Deadlines: Starts: Cannot be signed before November 14, Ends: Cannot be signed after November 21
The basic penalty for not satisfying an NLI is that a student-athlete has to serve one year in residence (full-time) at the next NLI member institution and will lose one season of competition in all sports. Also, intercollegiate athletics departments are not required to provide financial aid in cases where a student-athlete is not admitted for academic reasons – so it is very important to keep your grades up and comply with all admissions requests! In short, you will lose one of your 4 seasons of competition and your ability to receive athletics aid will be severely restricted if you do not finish 1 academic year at the school with which you signed.
- Understand the terms of your scholarship (1 year or Multi-Year)
- Have a clear description of what your the scholarship will cover and not cover.
- Understand the terms of an NLI and all of the FAQs involved.
- Know what is expected of you to have your scholarship renewed each year.
- Note: an NLI is a promise of scholarship, not a guarantee to participate or a spot on the Roster. So, keep up your end of the bargain during the school year and summer and follow your club Coach’s training prescription and meet the expectations set forth by your new college coach.
What if I want to “Sign” or “Commit” but I am not getting a scholarship?
An NLI can only be issued if a school offers you an athletic scholarship. So if you happen to choose a school that does not offer athletic aid or you will be accepting a recruited athlete or preferred walk-on position, how do you make that final commitment? Can you also participate in signing-day activities at your school without an NLI? Often prospects who do not have NLIs will sign their housing agreement, deposit papers, or acceptance reservation as a formal commitment to the school and program. Some programs will issue their own “Letter of Commitment” or a “Letter of Intent”. These are institutional creations that have merit, but no legal standing with the NCAA. The purpose is to state clear terms of and understanding between coach and athlete; having something in writing can assist in reinforcing mutual respect, honesty and responsibility.

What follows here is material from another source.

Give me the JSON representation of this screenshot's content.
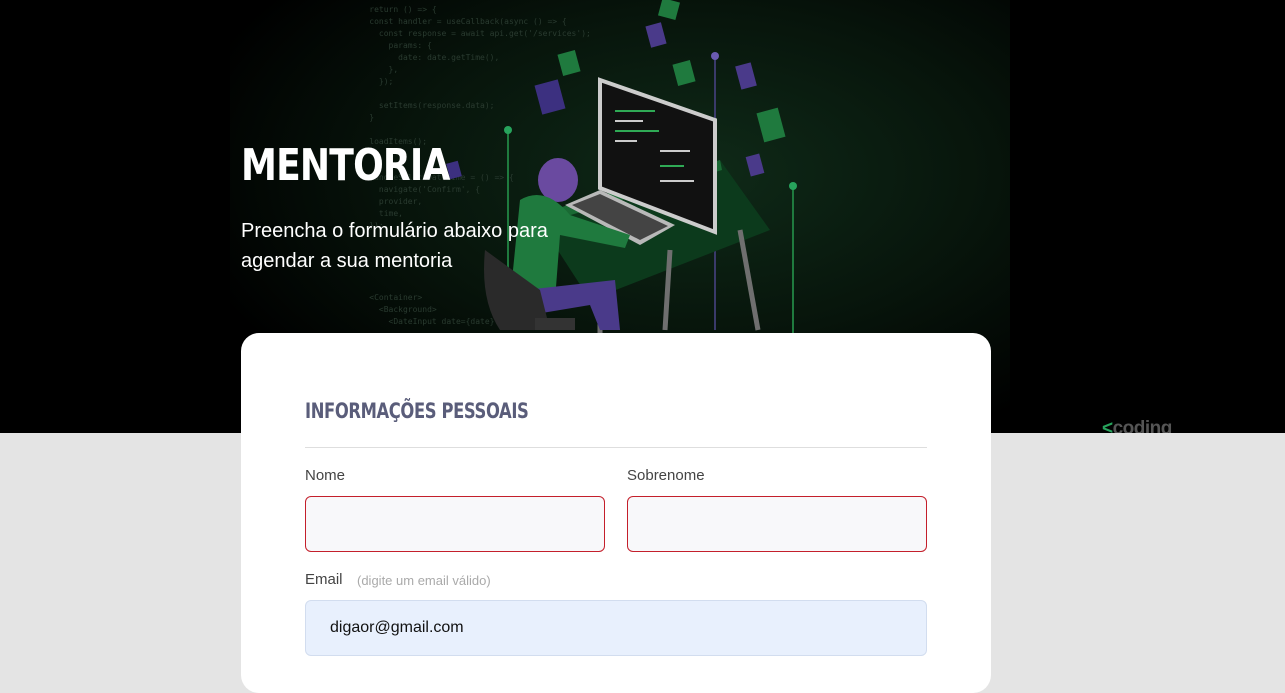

To Sign or Not to Sign?
Make sure you understand all of the pros and cons of accepting a scholarship via NLI before signing. In some ways an NLI is like Private Mortgage Insurance. PMI is an insurance policy that bank/lender can require the house buyer/borrower to purchase. The catch is that it protects the lender/bank – not the borrower/buyer! So while an NLI does offer legal assurance that a school will hold your scholarship, it offers more protection to the institution than to the student-athlete.
- Understand all of the language of and rules on the actual NLI.
- Be sure that you a ready to make your final decision.
- Be comfortable with the terms of the agreement (your cost to attend).
We know this is a lot of information to digest, but do your homework and get your questions answered and know that you will only have to go through this once in your life.